Today, Novartis announced a new initiative to help patients in low-income and lower-middle-income countries (LIC; LMIC) access affordable medicines to treat the major symptoms of COVID-19 – a critical need in the absence of a vaccine or curative treatment.
The Novartis COVID-19 portfolio includes 15 medicines from its Sandoz division for gastrointestinal illness, acute respiratory symptoms, pneumonia as well as septic shock. The medicines were chosen based on clinical relevance and availability to ensure demand can be met globally.
The medicines will be made available to governments, Non-Governmental Organizations (NGOs) and other institutional customers in up to 79 eligible countries at zero-profit to support financially-strained healthcare systems. Countries will have the flexibility to select the medicines in the portfolio that meet their healthcare needs.
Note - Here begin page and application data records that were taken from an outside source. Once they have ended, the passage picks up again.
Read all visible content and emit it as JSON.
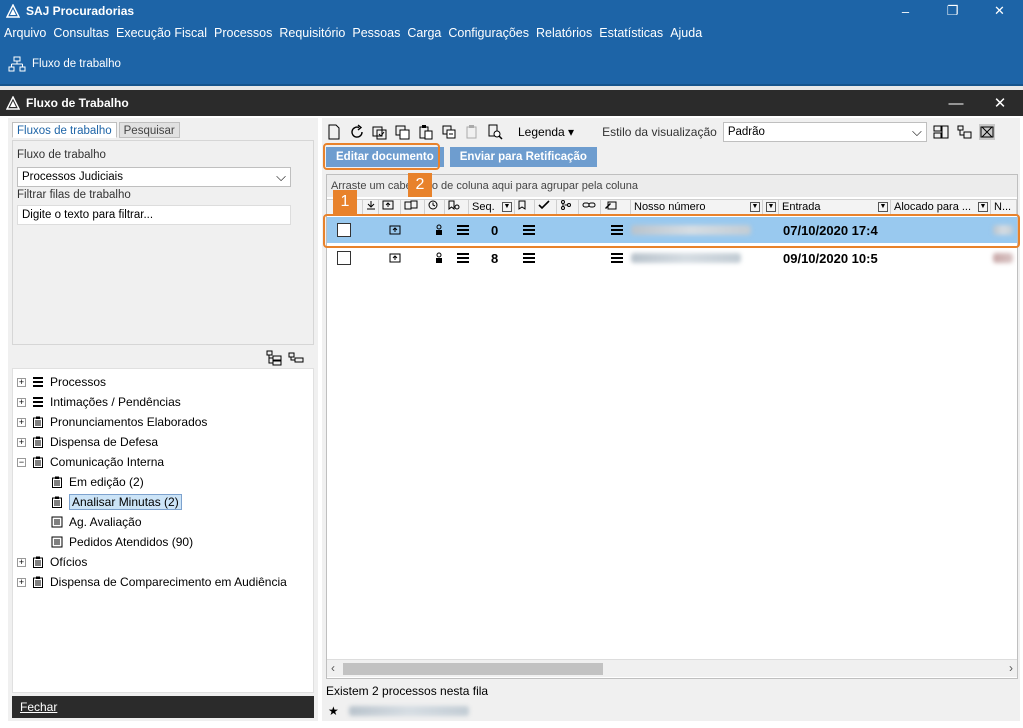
{
  "app": {
    "title": "SAJ Procuradorias"
  },
  "window_controls": {
    "minimize": "–",
    "restore": "❐",
    "close": "✕"
  },
  "menu": [
    "Arquivo",
    "Consultas",
    "Execução Fiscal",
    "Processos",
    "Requisitório",
    "Pessoas",
    "Carga",
    "Configurações",
    "Relatórios",
    "Estatísticas",
    "Ajuda"
  ],
  "ribbon": {
    "label": "Fluxo de trabalho"
  },
  "child_window": {
    "title": "Fluxo de Trabalho",
    "minimize": "—",
    "close": "✕"
  },
  "left": {
    "tabs": [
      "Fluxos de trabalho",
      "Pesquisar"
    ],
    "flow_label": "Fluxo de trabalho",
    "flow_value": "Processos Judiciais",
    "filter_label": "Filtrar filas de trabalho",
    "filter_placeholder": "Digite o texto para filtrar...",
    "tree": [
      {
        "label": "Processos",
        "expander": "+"
      },
      {
        "label": "Intimações / Pendências",
        "expander": "+"
      },
      {
        "label": "Pronunciamentos Elaborados",
        "expander": "+"
      },
      {
        "label": "Dispensa de Defesa",
        "expander": "+"
      },
      {
        "label": "Comunicação Interna",
        "expander": "−"
      },
      {
        "label": "Em edição (2)"
      },
      {
        "label": "Analisar Minutas (2)"
      },
      {
        "label": "Ag. Avaliação"
      },
      {
        "label": "Pedidos Atendidos (90)"
      },
      {
        "label": "Ofícios",
        "expander": "+"
      },
      {
        "label": "Dispensa de Comparecimento em Audiência",
        "expander": "+"
      }
    ],
    "close_button": "Fechar"
  },
  "toolbar": {
    "legend_label": "Legenda",
    "style_label": "Estilo da visualização",
    "style_value": "Padrão"
  },
  "actions": {
    "edit": "Editar documento",
    "send": "Enviar para Retificação"
  },
  "grid": {
    "group_hint": "Arraste um cabeçalho de coluna aqui para agrupar pela coluna",
    "headers": {
      "seq": "Seq.",
      "nosso_numero": "Nosso número",
      "entrada": "Entrada",
      "alocado": "Alocado para ...",
      "n": "N..."
    },
    "rows": [
      {
        "seq": "0",
        "entrada": "07/10/2020 17:4"
      },
      {
        "seq": "8",
        "entrada": "09/10/2020 10:5"
      }
    ]
  },
  "status": {
    "count_text": "Existem 2 processos nesta fila"
  },
  "callouts": {
    "one": "1",
    "two": "2"
  },
  "colors": {
    "brand": "#1d64a7",
    "accent": "#e8822b",
    "dark": "#2b2b2b",
    "selection": "#99c9ef"
  }
}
Eligible countries must be included on the World Bank’s list of LICs & LMICs.
“Access to medicine can be a challenge for patients in low- and lower-middle-income countries and the situation has worsened during COVID-19. With our COVID-19 portfolio, we wish to help address the additional healthcare demands of the pandemic in the countries we are targeting,” said Dr Lutz Hegemann, Chief Operating Officer for Global Health at Novartis.
“This initiative builds on our earlier global commitment to keep prices stable for a basket of essential drugs used to treating COVID-19 patients,” says Sandoz CEO Richard Saynor. “The COVID-19 Response Portfolio for low-income and lower-middle-income countries is designed to support governments in treating COVID-19 symptoms before they lead to complications in patients.”
The following medicines are included in the Novartis COVID-19 Response Portfolio:
Amoxicillin, Ceftriaxone, Clarithromycin, Colchicine, Dexamethasone, Dobutamine, Fluconazole, Heparin, Levofloxacin, Loperamide, Pantoprazole, Prednisone, Prednisolone, Salbutamol, Vancomycin.
The portfolio will be offered in addition to the Novartis Access portfolio (on- and off-patent medicines against key non-communicable diseases) via the local Novartis or Sandoz affiliate.
This global pandemic has placed extreme pressure on healthcare systems in low- and lower-income countries. The pandemic response portfolio complements the previously launched Novartis COVID-19 Response Fund to support healthcare workers and communities in over 50 projects around the world.
The COVID-19 medicines portfolio is Novartis latest contribution to the global effort to combat the pandemic and support the stability of global healthcare systems.
The company has committed to donating USD 40 million to support communities around the world impacted by the pandemic.
In addition, Novartis has been active in two key cross-industry research initiatives, the COVID-19 Therapeutics Accelerator, coordinated by the Bill & Melinda Gates Foundation, Wellcome, and Mastercard, as well as a COVID-19 directed partnership organized by the Innovative Medicines Initiative (IMI). Novartis continues to provide hydroxychloroquine for ongoing investigator-initiated trials (IITs) and upon government requests, as appropriate.
The company is also separately supporting COVID-19 related clinical investigations of several Novartis medicines. To support access, the Novartis generics and biosimilars division Sandoz became the first company to commit to keeping stable prices for a basket of essential medicines that may help in the treatment of COVID-19 and entered into a partnership with US-based Civica Rx to support stable supply of essential generic hospital medicines.
Furthermore, AveXis, Novartis gene therapy unit, entered into a manufacturing agreement with Massachusetts Eye and Ear and Massachusetts General Hospital to produce its novel genetic COVID-19 vaccine candidate called AAVCOVID. More information about the Novartis response to COVID-19 is available on https://www.Novartis.com/coronavirus